But to get there, it's going take some money. A whole lot of money, in fact. And, thus, Tipton-Martin quickly became a pro at building bridges, forming partnerships, writing grants and throwing fundraisers.

"I'm a very busy woman," admits Tipton-Martin, with a good-natured laugh.

One way the SANDE Project raises money is through community events like The Dream Pie Social Tipton-Martin held with collaborator Luanne Stovall at the L-F House to celebrate Juneteenth. Celebrity and amateur pie chefs shared their favorite recipes with all who came out to enjoy the afternoon which also included an oral history project, a photo exhibition and live gospel music from a local choir.

 She launched the website  The Jemima Code  to expose stereotypical images of the past for their wrongful depictions of black female cooks and replace them with heartfelt explorations of the importance and necessity of strong African-American figures in the kitchen.
 

Donations came from attendees, and additional support came in the form of food industry backers like Kikkoman, Blue Bell Creamery and Whole Foods who recognized the value of what SANDE provides to the community.
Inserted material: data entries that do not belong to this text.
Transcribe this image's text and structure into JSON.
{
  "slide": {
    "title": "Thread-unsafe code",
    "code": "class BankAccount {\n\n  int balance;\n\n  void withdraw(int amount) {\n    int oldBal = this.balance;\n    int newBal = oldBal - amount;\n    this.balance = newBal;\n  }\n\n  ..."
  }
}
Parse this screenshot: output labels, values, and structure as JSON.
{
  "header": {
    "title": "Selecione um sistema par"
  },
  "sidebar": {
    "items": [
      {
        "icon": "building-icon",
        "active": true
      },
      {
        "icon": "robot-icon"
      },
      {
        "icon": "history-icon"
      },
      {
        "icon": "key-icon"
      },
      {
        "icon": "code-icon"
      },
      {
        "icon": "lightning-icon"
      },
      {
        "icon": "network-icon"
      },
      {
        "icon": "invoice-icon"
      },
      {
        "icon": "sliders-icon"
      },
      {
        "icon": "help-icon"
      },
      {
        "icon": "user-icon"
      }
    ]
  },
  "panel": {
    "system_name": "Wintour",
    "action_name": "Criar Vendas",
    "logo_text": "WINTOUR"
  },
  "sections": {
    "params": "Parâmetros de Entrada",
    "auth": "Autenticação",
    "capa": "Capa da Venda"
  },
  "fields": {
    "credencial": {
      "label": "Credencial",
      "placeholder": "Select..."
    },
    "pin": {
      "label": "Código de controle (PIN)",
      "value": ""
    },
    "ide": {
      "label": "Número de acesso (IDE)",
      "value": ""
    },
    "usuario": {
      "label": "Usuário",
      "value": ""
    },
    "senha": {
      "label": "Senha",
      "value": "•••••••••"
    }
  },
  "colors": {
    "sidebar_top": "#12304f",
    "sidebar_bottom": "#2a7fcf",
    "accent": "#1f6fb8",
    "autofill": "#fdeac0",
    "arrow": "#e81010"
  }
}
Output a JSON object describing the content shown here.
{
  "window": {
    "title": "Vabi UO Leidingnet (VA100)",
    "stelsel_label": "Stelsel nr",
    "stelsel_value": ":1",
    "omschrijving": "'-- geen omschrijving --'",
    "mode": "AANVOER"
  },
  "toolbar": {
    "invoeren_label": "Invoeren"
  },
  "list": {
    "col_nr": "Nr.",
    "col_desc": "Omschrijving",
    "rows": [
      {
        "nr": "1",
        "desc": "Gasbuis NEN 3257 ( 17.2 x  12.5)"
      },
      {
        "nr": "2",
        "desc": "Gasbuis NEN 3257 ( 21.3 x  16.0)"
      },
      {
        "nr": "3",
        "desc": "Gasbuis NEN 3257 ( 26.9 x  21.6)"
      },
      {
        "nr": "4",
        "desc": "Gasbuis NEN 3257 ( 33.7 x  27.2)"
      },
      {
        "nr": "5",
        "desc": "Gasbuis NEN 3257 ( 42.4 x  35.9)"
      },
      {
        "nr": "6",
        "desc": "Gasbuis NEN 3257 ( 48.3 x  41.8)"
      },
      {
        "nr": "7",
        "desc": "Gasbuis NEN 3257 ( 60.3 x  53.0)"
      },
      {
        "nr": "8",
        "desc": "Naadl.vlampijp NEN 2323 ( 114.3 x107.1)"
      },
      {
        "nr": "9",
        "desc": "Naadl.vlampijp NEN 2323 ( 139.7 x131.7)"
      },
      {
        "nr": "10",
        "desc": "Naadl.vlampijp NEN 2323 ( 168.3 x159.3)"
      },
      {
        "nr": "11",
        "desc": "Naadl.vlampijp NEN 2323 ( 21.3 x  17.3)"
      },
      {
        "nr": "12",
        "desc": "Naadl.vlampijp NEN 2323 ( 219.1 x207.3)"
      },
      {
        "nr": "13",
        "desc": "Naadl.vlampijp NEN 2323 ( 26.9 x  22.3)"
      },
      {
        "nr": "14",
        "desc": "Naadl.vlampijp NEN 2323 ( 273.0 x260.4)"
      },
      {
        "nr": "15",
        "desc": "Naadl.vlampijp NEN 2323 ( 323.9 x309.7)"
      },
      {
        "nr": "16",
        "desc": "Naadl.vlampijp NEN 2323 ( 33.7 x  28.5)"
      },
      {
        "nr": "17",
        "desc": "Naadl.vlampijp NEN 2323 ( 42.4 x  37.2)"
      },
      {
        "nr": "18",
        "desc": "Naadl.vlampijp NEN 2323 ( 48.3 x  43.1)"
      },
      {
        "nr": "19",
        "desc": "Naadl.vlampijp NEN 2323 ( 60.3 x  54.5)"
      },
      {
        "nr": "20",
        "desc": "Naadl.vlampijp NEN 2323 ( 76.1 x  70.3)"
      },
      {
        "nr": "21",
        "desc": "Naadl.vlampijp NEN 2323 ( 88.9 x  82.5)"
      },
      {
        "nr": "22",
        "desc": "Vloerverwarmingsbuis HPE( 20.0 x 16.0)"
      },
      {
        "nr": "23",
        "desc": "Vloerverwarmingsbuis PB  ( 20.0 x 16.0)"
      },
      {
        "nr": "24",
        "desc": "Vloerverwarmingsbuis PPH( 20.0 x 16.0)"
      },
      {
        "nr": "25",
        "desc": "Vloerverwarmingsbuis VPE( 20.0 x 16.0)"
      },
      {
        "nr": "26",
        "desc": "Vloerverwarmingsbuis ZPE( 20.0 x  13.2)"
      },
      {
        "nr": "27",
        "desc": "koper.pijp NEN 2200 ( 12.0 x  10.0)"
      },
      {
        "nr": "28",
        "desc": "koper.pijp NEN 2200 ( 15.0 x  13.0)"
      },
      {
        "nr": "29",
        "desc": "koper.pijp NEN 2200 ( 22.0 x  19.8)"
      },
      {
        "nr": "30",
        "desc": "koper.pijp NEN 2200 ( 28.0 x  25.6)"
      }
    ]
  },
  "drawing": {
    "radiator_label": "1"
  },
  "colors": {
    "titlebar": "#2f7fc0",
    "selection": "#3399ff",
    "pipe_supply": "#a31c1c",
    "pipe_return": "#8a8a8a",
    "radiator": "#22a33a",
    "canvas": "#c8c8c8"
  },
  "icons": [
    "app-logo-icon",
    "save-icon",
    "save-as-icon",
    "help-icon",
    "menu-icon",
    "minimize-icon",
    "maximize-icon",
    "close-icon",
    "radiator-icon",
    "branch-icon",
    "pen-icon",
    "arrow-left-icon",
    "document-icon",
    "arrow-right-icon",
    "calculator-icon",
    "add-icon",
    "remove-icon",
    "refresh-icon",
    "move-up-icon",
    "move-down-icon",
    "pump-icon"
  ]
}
Partnerships are a welcome part of the capital campaign, but grants and donations will need to come in soon in order to save the Limerick-Frazier House from falling into further disrepair. Despite its infrequency, rain has damaged the sagging roof, and drought threatens the once-lush gallery of trees that still surrounded the house.

"There is an urgency to make this happen sooner rather than later," says Tipton-Martin. "Each year that goes by makes the renovation process more difficult."

Individuals are welcome to donate to the SANDE Project to support the capital campaign, and those sharing her passions can volunteer with her in any and all of her endeavors by contacting her through her website as well. Tipton-Martin will continue bravely pushing forward, opening young and old minds alike with a message that still needs to be heard even after all these years.

Meanwhile, the Limerick-Frazier House sits patiently. Inside its walls, stories from centuries of facing and overcoming oppression begging to be told. Or, better yet, tasted.